One of my favorite pieces of software is Apple photo search. If you've got an iPhone, try it: great searches to try are "animal selfie", "bird", "ice cream", or "cake".
What's particularly amazing about these searches is that the machine learning is performed on-device. In fact, Apple provides developer tools for on-device machine learning in any app across its platforms. There's no cloud processing and the privacy issues related to that. The power to identify which photos are a selfie with your cat lies in the palm of your hand.
Not everyone can afford a top-end iPhone, but these represent the leading edge of the technology; in the near future, every phone will be able to perform rapid machine learning tasks.
Another thing my phone does is connect to 5G networks. 5G has a theoretical maximum bandwidth speed of 10gbps, which is faster than the kind of home cable internet you might get from a company like Comcast. In practice, the networks don't quite work that way, but we can expect them to improve over time. 5G networks will allow us to have incredibly fast internet virtually anywhere.
Again: not every phone supports 5G. But every phone will. (And, inevitably, 6G is around the corner.)
Finally, my phone has roughly the same amount of storage as my computer, and every bit as fast. Not everyone has 256GB of storage on their phone - but, once again, everyone will.
On the internet, we mostly deal with clients and servers. The services we use are powered by data centers so vast that they sometimes have their own power stations. Technology startup founders have to consider the cost of virtualized infrastructure as a key part of their plans: how many servers will they need, what kinds of databases, and so on.

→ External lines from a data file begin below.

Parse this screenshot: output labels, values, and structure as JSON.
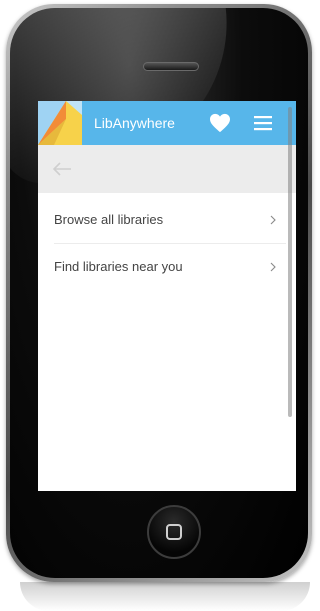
{
  "app": {
    "title": "LibAnywhere"
  },
  "header": {
    "favorites_icon": "heart-icon",
    "menu_icon": "hamburger-menu-icon"
  },
  "toolbar": {
    "back_icon": "arrow-left-icon"
  },
  "menu": {
    "items": [
      {
        "label": "Browse all libraries",
        "icon": "chevron-right-icon"
      },
      {
        "label": "Find libraries near you",
        "icon": "chevron-right-icon"
      }
    ]
  },
  "colors": {
    "header_bg": "#57b6ea",
    "toolbar_bg": "#ececec",
    "text": "#444444",
    "logo_yellow": "#f7d24a",
    "logo_orange": "#f28c38",
    "logo_blue": "#9fd3f3"
  }
}
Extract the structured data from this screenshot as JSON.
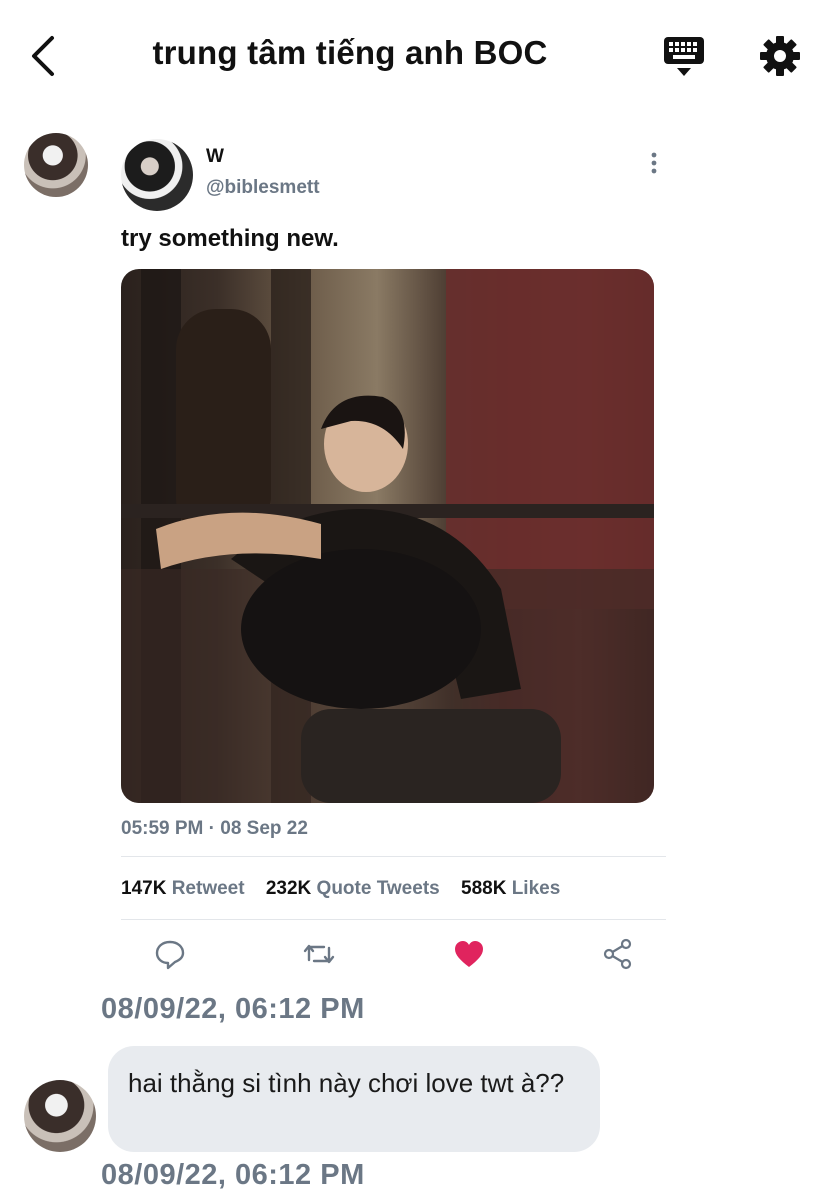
{
  "header": {
    "title": "trung tâm tiếng anh BOC",
    "back_icon": "chevron-left-icon",
    "keyboard_icon": "keyboard-icon",
    "settings_icon": "gear-icon"
  },
  "tweet": {
    "name": "W",
    "handle": "@biblesmett",
    "text": "try something new.",
    "time": "05:59 PM · 08 Sep 22",
    "stats": [
      {
        "count": "147K",
        "label": "Retweet"
      },
      {
        "count": "232K",
        "label": "Quote Tweets"
      },
      {
        "count": "588K",
        "label": "Likes"
      }
    ],
    "actions": [
      "reply-icon",
      "retweet-icon",
      "heart-icon",
      "share-icon"
    ],
    "like_color": "#e0245e"
  },
  "messages": [
    {
      "timestamp": "08/09/22, 06:12 PM"
    },
    {
      "text": "hai thằng si tình này chơi love twt à??",
      "timestamp": "08/09/22, 06:12 PM"
    }
  ],
  "colors": {
    "muted": "#6b7785",
    "bubble": "#e8ebef"
  }
}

Meanwhile, the client side is fairly thin. We provide small web interfaces and APIs that connect from our server infrastructure to our devices, as if our devices are weak and not to be trusted.
The result is a privacy nightmare: all our data is stored in the same few places, and we usually just have to trust that nobody will peek. (It's fair to assume that somebody is peeking.) It also represents a single point of failure: if just one Amazon datacenter in Virginia encounters a problem, it can seem like half the internet has gone down. Finally, the capabilities of a service are limited by the throughput of low-powered virtualized servers.
But the world has changed. We're addicted to these tiny devices that happen to have huge amounts of storage, sophisticated processors, and incredibly fast, always-on connectivity. I think it's only a matter of time before someone - potentially Apple, potentially someone exponentially smaller than Apple - uses this to create an entirely new kind of peer to peer application infrastructure.
If I'm in the next room to you and I send you a Facebook message, the data finds its way to Facebook's datacenter and back to you. It's an incredibly wasteful process. What if the message just went straight to you over peer to peer wifi (or whatever connection method was most convenient)? And what if there was a developer kit that made it easy for any engineer to really easily build an application over this opportunistic infrastructure without worrying about the details?
Lately I've been obsessed with this idea. The capabilities of our technology have radically changed, but our business models and architectural paradigms haven't caught up. There's an exciting opportunity here - not just to be disruptive, but to create a more private, more immediate, and more dynamically functional internet.